You can have those things, and you don’t even have to write C to do it.

I’m going to introduce you to a library that will allow you to use preprocessor macros, to turn your desired bit of syntax into valid PHP syntax. Then I’m going to show you a few libraries that use those macros to bring fresh and interesting new syntax to everyday PHP applications.

Christopher Pitt

Christopher Pitt

I am a developer and writer, working at io.co.za. I usually work on application architecture, though sometimes I build compilers or robots.


How do I install PHPUnit?

PHPUnit is an essential tool for every PHP developers. It is one of those tools that every PHP developer should have installed in their development environment. The problems most first time PHPUnit developers run into are where to install it and how to install it. This quick guide will walk you through the process and answer both questions.

How do I install PHPUnit

The Easy Way

In your project’s root directory use this command.

composer require --dev phpunit/phpunit ^6.0

This command adds PHPUnit to your project as a development dependency. This is the absolute best way to install PHPUnit. It is the best way because this way the version of PHPUnit does not change unless you change it. We specified ^6.0 as the version which means we’ll get all the updates to the 6.0 branch but not 6.1. While BC breaks don’t happen often in PHPUnit, they have happened. If you have a globally installed version of PHPUnit and you upgrade it to a version that breaks BC, you have to go update all of your tests immediately. This is a lot of hassle if you have a lot of projects with a lot of tests. Keeping a copy of PHPUnit installed as a dev requirement in each project means that each project has its own copy that can be upgraded as necessary.

The Hard Way

In a command prompt regardless of where you are in your file system, use this command.

composer global require phpunit/phpunit ^6.0
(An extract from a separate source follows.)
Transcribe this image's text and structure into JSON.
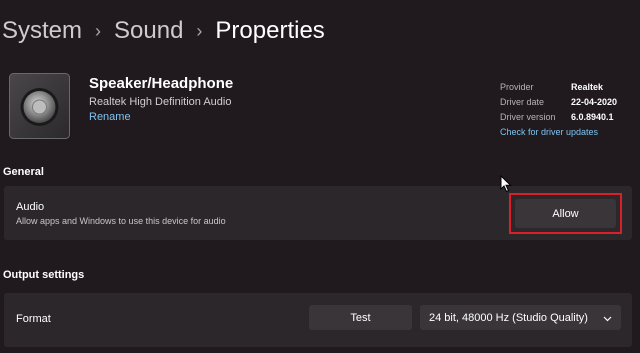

On MacOS and Linux machines, this will install PHPUnit in ~/.composer/vendor/bin. If you add this directory to your path, then from any project, you can execute PHPUnit. However, as noted above, if you ever upgrade your globally installed packages then you will have problems.

composer global update

Run that when there is a new version of PHPUnit, it will be installed, regardless of whether this will break your existing unit tests on one or more of your projects. Windows users will need to locate the .composer/vendor/bin directory in your user’s home directory.

The “ZOMG why would you do it this way” Way

Here is the old-school use wget and move it into the correct position manually. You can do it this way, but you will have to take care of all upgrades manually as well. If you only have a single project on the computer and you never ever plan on changing the version of PHPUnit….nope, still better to use composer require --dev.

wget https://phar.phpunit.de/phpunit-6.0.phar
chmod +x phpunit-6.0.phar
sudo mv phpunit-6.0.phar /usr/local/bin/phpunit
phpunit --version

These instructions are of course for MacOS or Linux. Windows user won’t need to do chmod or sudo but will need a BAT file.

That’s it. One of those commands should get you a working copy of PHPUnit on your computer.